Jessie's answer: An Autism diagnosis is not a death sentence. Their child is so incredibly unique and there’s nothing that needs to be fixed. This is a parenting opportunity to raise a child in such an inclusive, loving environment, and truly make an impact on the next generation.
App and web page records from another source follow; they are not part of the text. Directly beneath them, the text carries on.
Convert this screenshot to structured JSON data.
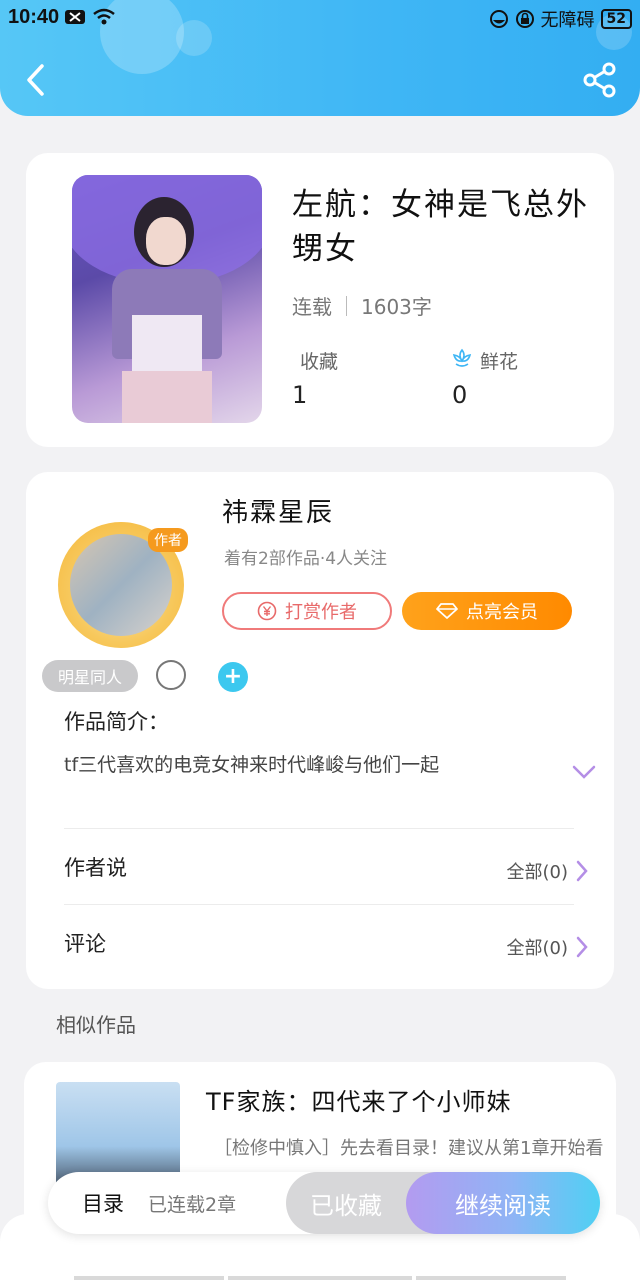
{
  "status": {
    "time": "10:40",
    "accessibility": "无障碍",
    "battery": "52"
  },
  "book": {
    "title": "左航：女神是飞总外甥女",
    "status": "连载",
    "word_count": "1603字",
    "collect_label": "收藏",
    "collect_value": "1",
    "flower_label": "鲜花",
    "flower_value": "0"
  },
  "author": {
    "tag": "作者",
    "name": "祎霖星辰",
    "meta": "着有2部作品·4人关注",
    "tip_label": "打赏作者",
    "vip_label": "点亮会员",
    "badge": "明星同人"
  },
  "intro": {
    "heading": "作品简介：",
    "text": "tf三代喜欢的电竞女神来时代峰峻与他们一起"
  },
  "rows": {
    "author_says": "作者说",
    "author_says_more": "全部(0)",
    "comments": "评论",
    "comments_more": "全部(0)"
  },
  "similar": {
    "heading": "相似作品",
    "title": "TF家族：四代来了个小师妹",
    "desc": "［检修中慎入］先去看目录！建议从第1章开始看"
  },
  "bottom": {
    "toc": "目录",
    "toc_sub": "已连载2章",
    "fav": "已收藏",
    "read": "继续阅读"
  },
  "colors": {
    "header": "#3fb6f5",
    "vip": "#ff8a00",
    "tip": "#f07a7a",
    "accent_purple": "#b48ee6"
  }
}
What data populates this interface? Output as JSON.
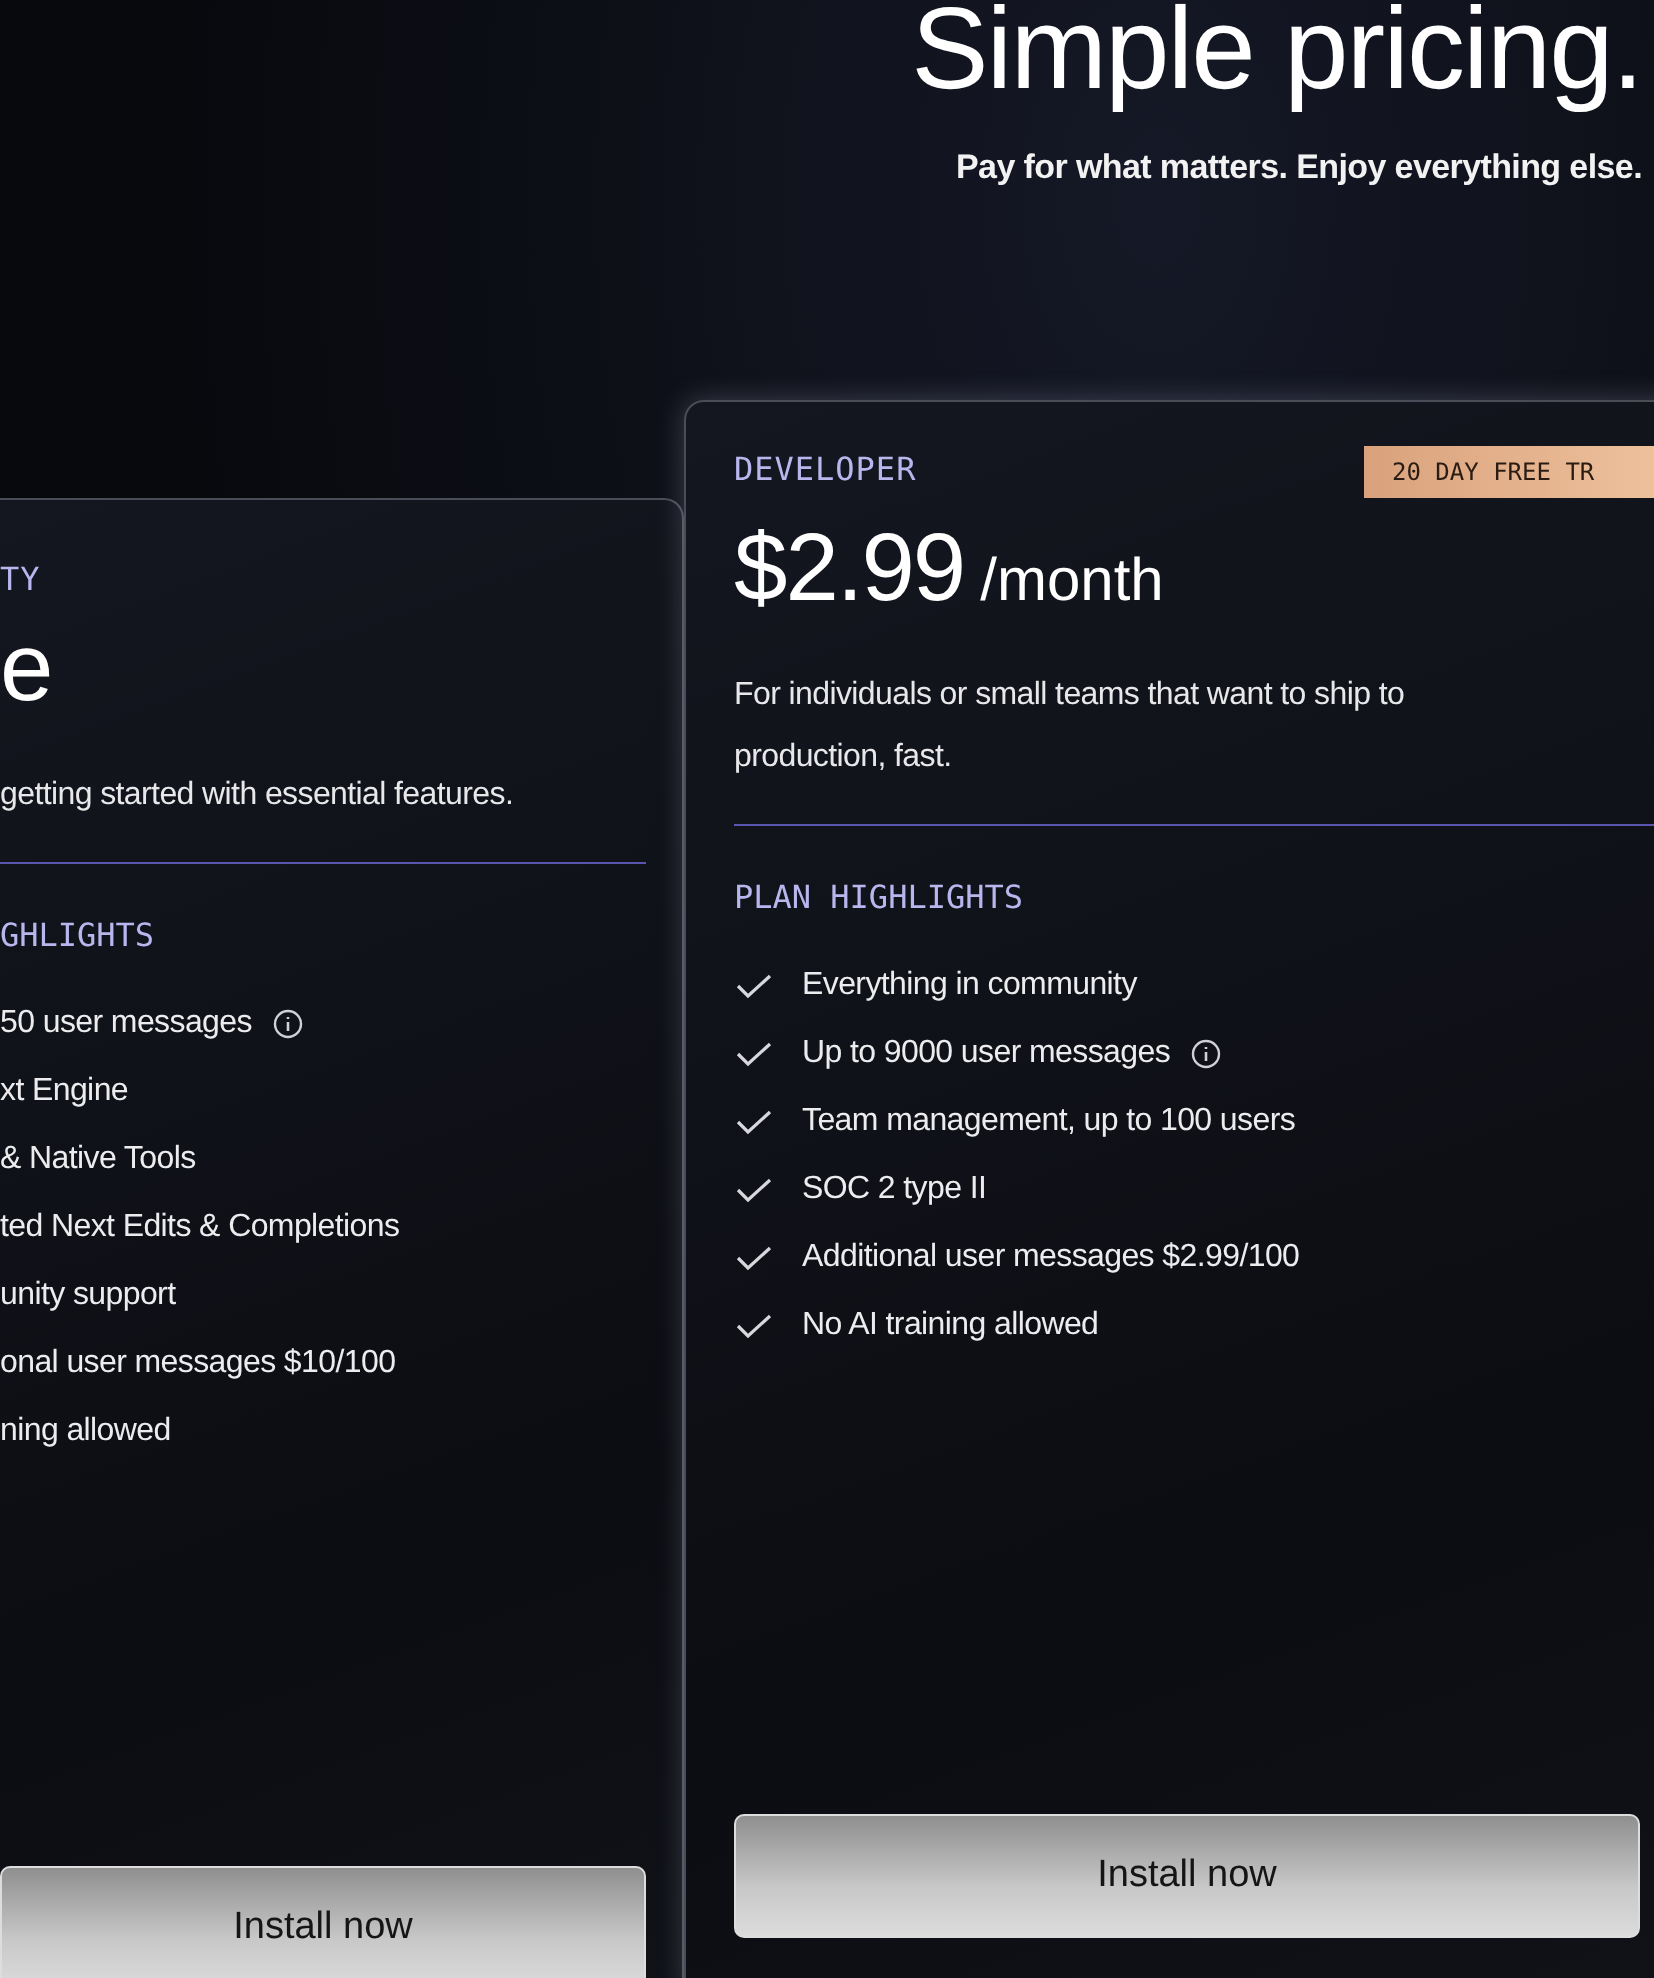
{
  "header": {
    "title": "Simple pricing.",
    "subtitle": "Pay for what matters. Enjoy everything else."
  },
  "cards": [
    {
      "tier": "TY",
      "price": "e",
      "description": "getting started with essential features.",
      "highlights_title": "GHLIGHTS",
      "show_checks": false,
      "button": "Install now",
      "features": [
        {
          "text": "50 user messages",
          "info": true
        },
        {
          "text": "xt Engine",
          "info": false
        },
        {
          "text": "& Native Tools",
          "info": false
        },
        {
          "text": "ted Next Edits & Completions",
          "info": false
        },
        {
          "text": "unity support",
          "info": false
        },
        {
          "text": "onal user messages $10/100",
          "info": false
        },
        {
          "text": "ning allowed",
          "info": false
        }
      ]
    },
    {
      "tier": "DEVELOPER",
      "price": "$2.99",
      "period": "/month",
      "badge": "20 DAY FREE TR",
      "description": "For individuals or small teams that want to ship to production, fast.",
      "highlights_title": "PLAN HIGHLIGHTS",
      "show_checks": true,
      "button": "Install now",
      "features": [
        {
          "text": "Everything in community",
          "info": false
        },
        {
          "text": "Up to 9000 user messages",
          "info": true
        },
        {
          "text": "Team management, up to 100 users",
          "info": false
        },
        {
          "text": "SOC 2 type II",
          "info": false
        },
        {
          "text": "Additional user messages $2.99/100",
          "info": false
        },
        {
          "text": "No AI training allowed",
          "info": false
        }
      ]
    }
  ]
}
Stefanie's answer: I know the diagnosis can be overwhelming, isolating and confusing – but just remember that your child is the same AMAZING person the day before a diagnosis, as they are the day after! A diagnosis doesn’t suddenly change anything about them at all, and a diagnosis is not a negative thing or anything to be ashamed of. A diagnosis is actually a “door opener” for all the services and support you need to help your kid be as successful as possible! If you change your perspective to look at the diagnosis as a good and helpful thing, it starts to be less scary, I promise. Additionally, as you start to do research and become engulfed in following other Autism families online…please don’t let other people’s challenges and attitudes dictate how you feel about your child. This is YOUR child and THEIR journey, no one else's. Also, keep that in mind with what doctors say during and after diagnosis — they absolutely can’t tell you at all what your child is capable of, so don’t let any negative language (levels or function nonsense) dictate what the future holds for your child.
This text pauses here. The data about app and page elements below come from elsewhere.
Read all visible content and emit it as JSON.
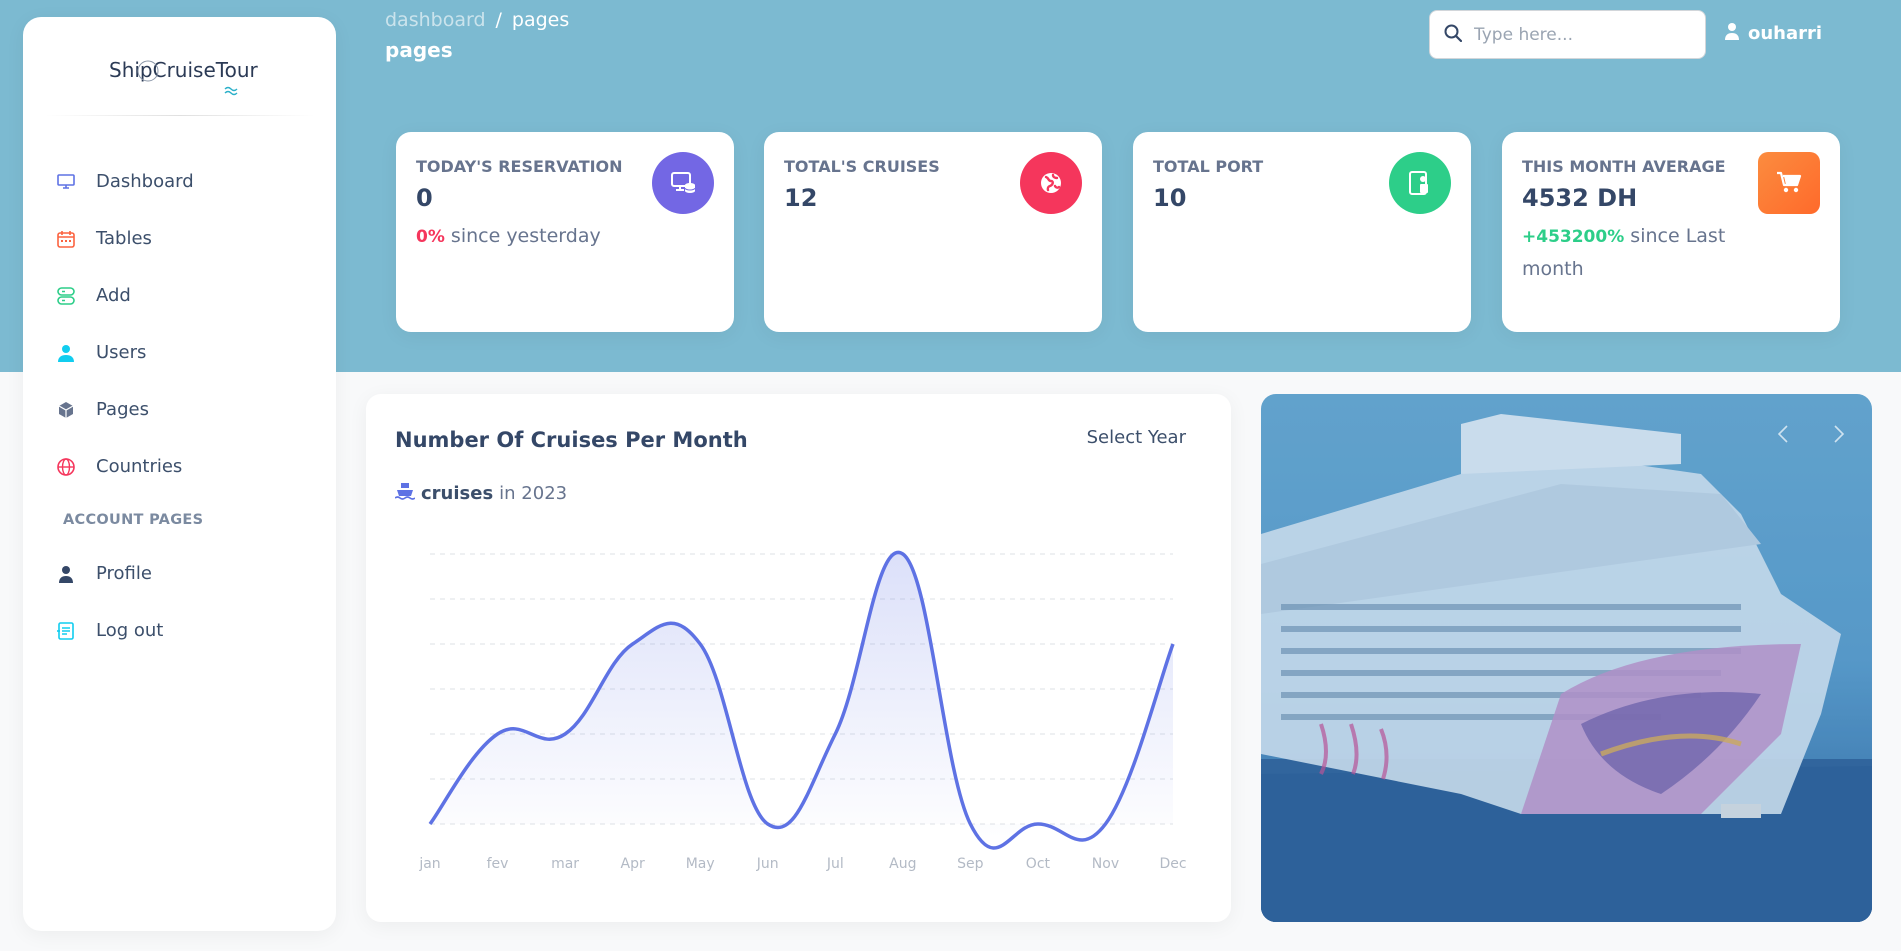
{
  "brand": {
    "logo_text": "ShipCruiseTour"
  },
  "sidebar": {
    "items": [
      {
        "label": "Dashboard",
        "icon": "monitor-icon",
        "color": "#5e72e4"
      },
      {
        "label": "Tables",
        "icon": "calendar-icon",
        "color": "#fb6340"
      },
      {
        "label": "Add",
        "icon": "add-grid-icon",
        "color": "#2dce89"
      },
      {
        "label": "Users",
        "icon": "user-icon",
        "color": "#11cdef"
      },
      {
        "label": "Pages",
        "icon": "box-icon",
        "color": "#67748e"
      },
      {
        "label": "Countries",
        "icon": "globe-icon",
        "color": "#f5365c"
      }
    ],
    "section_label": "ACCOUNT PAGES",
    "account_items": [
      {
        "label": "Profile",
        "icon": "person-icon",
        "color": "#344767"
      },
      {
        "label": "Log out",
        "icon": "logout-icon",
        "color": "#11cdef"
      }
    ]
  },
  "header": {
    "breadcrumb_root": "dashboard",
    "breadcrumb_sep": "/",
    "breadcrumb_current": "pages",
    "title": "pages",
    "search_placeholder": "Type here...",
    "username": "ouharri"
  },
  "stats": [
    {
      "label": "TODAY'S RESERVATION",
      "value": "0",
      "change_pct": "0%",
      "change_text": "since yesterday",
      "change_color": "#f5365c",
      "icon": "money-coins-icon",
      "badge_color": "#7367e4"
    },
    {
      "label": "TOTAL'S CRUISES",
      "value": "12",
      "change_pct": "",
      "change_text": "",
      "icon": "world-icon",
      "badge_color": "#f5365c"
    },
    {
      "label": "TOTAL PORT",
      "value": "10",
      "change_pct": "",
      "change_text": "",
      "icon": "paper-icon",
      "badge_color": "#2dce89"
    },
    {
      "label": "THIS MONTH AVERAGE",
      "value": "4532 DH",
      "change_pct": "+453200%",
      "change_text": "since Last month",
      "change_color": "#2dce89",
      "icon": "cart-icon",
      "badge_color": "#fb8c3f"
    }
  ],
  "chart": {
    "title": "Number Of Cruises Per Month",
    "select_label": "Select Year",
    "sub_bold": "cruises",
    "sub_text": "in 2023",
    "accent": "#5e72e4"
  },
  "chart_data": {
    "type": "line",
    "title": "Number Of Cruises Per Month",
    "categories": [
      "jan",
      "fev",
      "mar",
      "Apr",
      "May",
      "Jun",
      "Jul",
      "Aug",
      "Sep",
      "Oct",
      "Nov",
      "Dec"
    ],
    "series": [
      {
        "name": "cruises",
        "values": [
          0,
          2,
          2,
          4,
          4,
          0,
          2,
          6,
          0,
          0,
          0,
          4
        ]
      }
    ],
    "ylim": [
      0,
      6
    ],
    "grid": true,
    "xlabel": "",
    "ylabel": ""
  },
  "carousel": {
    "prev_icon": "chevron-left-icon",
    "next_icon": "chevron-right-icon"
  }
}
Q: What are things we can do to help an Autism family?
Jessie's answer: Because Autism is so unique to every individual, there is no blanket answer. I would say begin with asking that parent specific what they require or feel comfortable with. Personally, it was being able to go places with J. He’s a runner with no recall. I wanted to make sure if I took him to a friends house, they understood that would either have a gated space for us where he couldn’t get into things, or that whenever we go out in public, eyes have to be on him at all times. Asking a family specifically AND truly listening without assuming helps more than you could imagine.
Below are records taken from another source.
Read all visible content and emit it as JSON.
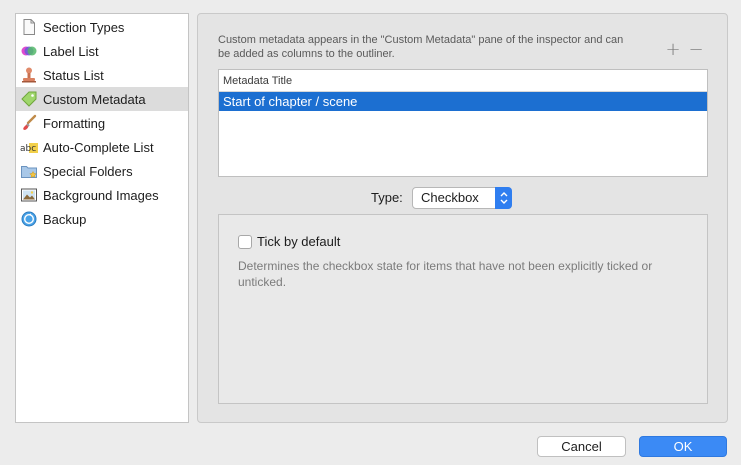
{
  "sidebar": {
    "items": [
      {
        "label": "Section Types",
        "icon": "document-icon"
      },
      {
        "label": "Label List",
        "icon": "color-circles-icon"
      },
      {
        "label": "Status List",
        "icon": "stamp-icon"
      },
      {
        "label": "Custom Metadata",
        "icon": "tag-icon",
        "selected": true
      },
      {
        "label": "Formatting",
        "icon": "paintbrush-icon"
      },
      {
        "label": "Auto-Complete List",
        "icon": "abc-icon"
      },
      {
        "label": "Special Folders",
        "icon": "folder-star-icon"
      },
      {
        "label": "Background Images",
        "icon": "image-icon"
      },
      {
        "label": "Backup",
        "icon": "backup-icon"
      }
    ]
  },
  "panel": {
    "description": "Custom metadata appears in the \"Custom Metadata\" pane of the inspector and can be added as columns to the outliner.",
    "plus": "+",
    "minus": "−",
    "table": {
      "header": "Metadata Title",
      "rows": [
        "Start of chapter / scene"
      ]
    },
    "type_label": "Type:",
    "type_value": "Checkbox",
    "checkbox": {
      "label": "Tick by default",
      "checked": false,
      "help": "Determines the checkbox state for items that have not been explicitly ticked or unticked."
    }
  },
  "buttons": {
    "cancel": "Cancel",
    "ok": "OK"
  },
  "colors": {
    "selection": "#1c6fd1",
    "accent": "#3b8af5"
  }
}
Stefanie's answer: If you know someone that has a new Autism diagnosis in the family, please don’t disappear from their lives, even if they don’t see you as often as they used to. Invite the family to your house or to events and ask how you can accommodate. Offer to come over and help, or just visit and let the parents share about their child. I have no idea why, but friends quickly disappear from our lives when we can no longer do all the typical stuff they do. It is not healthy to feel so dismissed and isolated, or to be forced into situations that don’t work for our kids – please try to be accommodating and understanding. We would do the same for your children and your family in a heartbeat.
If you don’t personally know someone that has an Autism diagnosis in the family, you can still help by teaching your own family about diversity and inclusion – which includes disabilities! Read books about disabled characters to your children, talk to them about Autism, AACs, the impact of bullying, and how to make friends with people who don’t look or act like you. Explain how every person has value and worth, no matter how different they seem. Help your own family do better, which will have a beautiful impact on ours.
Thank you so much, Jackson, Lilly, Jessie, and Stefanie for sharing your story with us! You can keep up with both of these amazing families on Instagram:
Jessie: @momma_lips (personal Autism parenting account)
@mommalipsdraws (illustration account where she shares some Autism infographics)
Shop our sensory friendly clothes and assortment of colorful kids and baby basics.
Do you know an awesome kid we should highlight in this series? Email us at firstname.lastname@example.org with “FAQs of Life” in the subject line!
Lilly with her service dog, Indy!
An example of Jessie's infographics. Autistic Lives Matter!
Jackson in his happy place, his trampoline!
Lilly in her tutu dress!